Miller Janny Ariza Garzón, PhD student at Data Science [4].Research member of Project FINTECH-EU Ho2020 [5]. Facultad de Informática [6]. Universidad Complutense de Madrid (UCM) [7]. Spain.

  • STSM title: Fintech and Artificial Intelligence in Finance - Towards a transparent financial industry (FinAI).
  • Host institution: Zurich University of Applied Sciences (ZHAW) School of Engineering, Winterthur, Switzerland.
  • Home institution: Universidad Complutense de Madrid (UCM), Madrid, Spain.
  • STSM project: Being part of the working group 2 - Transparent versus Black Box Decision-Support Models in the Financial Industry [8], we will investigate the tradeoff between explainability and predictive performance of different black-box models as they apply to financial problem sets, primarily in risk management-credit risk. Specifically, we will study the elements that must be evaluated for a black-box model to be considered interpretable and explainable to take advantage of its predictive potential.

Stjepan Picek, assistant professor, Delft University of Technology, The Netherlands.[9]

  • STSM title: Genetic Programming for the Fraudulent Activity Detection: Performance and Transparenct Perspectives.
  • Host institution: University of Zagreb, Faculty of Electrical Engineering and Computing (FER), Croatia.
  • Start date: 2021-01-11
  • End date: 2021-01-26
  • STSM project: In this project, we will explore available datasets for fraudulent behavior classification and evaluate their common characteristics. Based on it, we will start a series of experiments with techniques from the machine learning domain and genetic programming to compare their performance. Finally, we will investigate what are the transparency considerations when using genetic programming and what kind of interpretability/explainability one can hope to achieve with such techniques.

Danial Florian Saef, PhD Researcher, Humboldt University Berlin, Germany. [11]. Member of International Research Training Group 1792 "High Dimensional Nonstationary Time Series". [12]

  • STSM title: Contagion dynamics in high frequency - modeling shock impacts in cryptocurrency markets
  • Host institution: University College London, United Kingdom.
  • STSM project: Shocks in financial markets often lead to severe contagion effects, especially in strongly correlated and highly capitalised markets these effects can be observed almost immediately. A large branch of literature has already focused on the phenomenon of financial contagion. However, the recent availability of high frequency data gives new possibilities to investigate it. A gap in the literature exists regarding the effects of financial contagion in correlated assets w.r.t. high frequency data. The newly emerging cryptocurrency market is highly capitalised, yet it differs from traditional markets due to non-stop trading, lower volume and high correlation among currencies. These properties cause larger volatility and make cryptocurrencies more vulnerable to contagion effects. We analyse a diverse tick cryptocurrency tick dataset and test for jumps following Lee & Mykland (2012), and then aim to model cryptocurrencies as a network of interconnected assets. We want to show that patterns in contagion dynamics exist and that they can be used to predict how future shocks evolve. Eventually, this model aims at helping to understand the dynamics of this new and largely unregulated asset class better. The non-parametric nature makes it also adaptable to applications in traditional assets, thus our goal is to provide a general framework for modeling the dynamics in correlated financial time series with jumps in high frequency.

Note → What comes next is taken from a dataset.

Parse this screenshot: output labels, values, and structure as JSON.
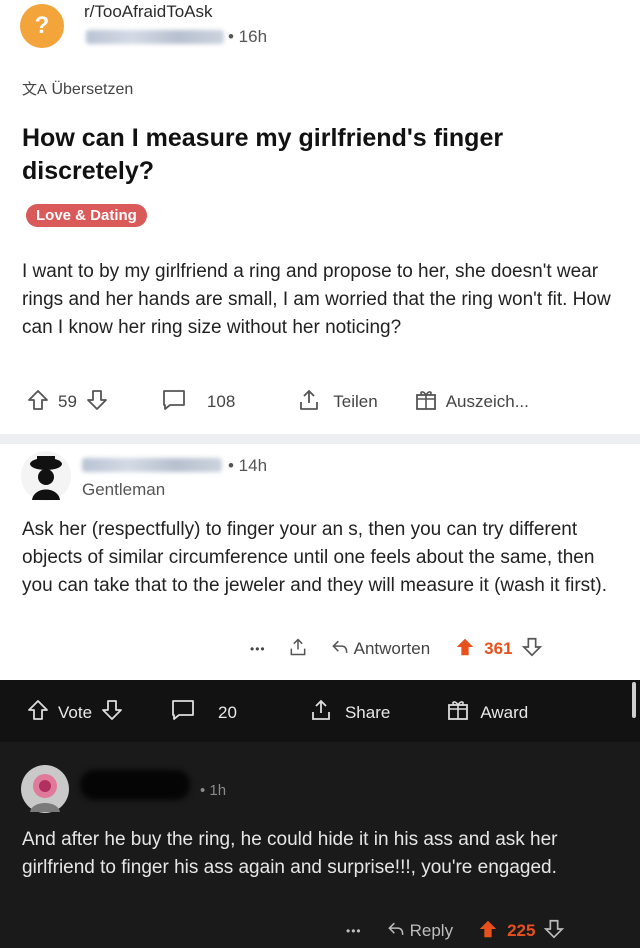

Wei Li, PhD Fellow, Norwegian University of Science and Technology, Norway. [14]. Member of Centre for Banking and Finance. [15]

  • STSM title: A Data-driven Evolutionary Case-based Reasoning Approach for Financial Risk Detection.
  • Host institution: Humboldt University Berlin, Germany.
  • STSM project: In this mobility, the main targets are to improve my current paper about financial risk prediction applying machine learning method, and build up common interests in machine learning application in finance and make a collaboration for new papers.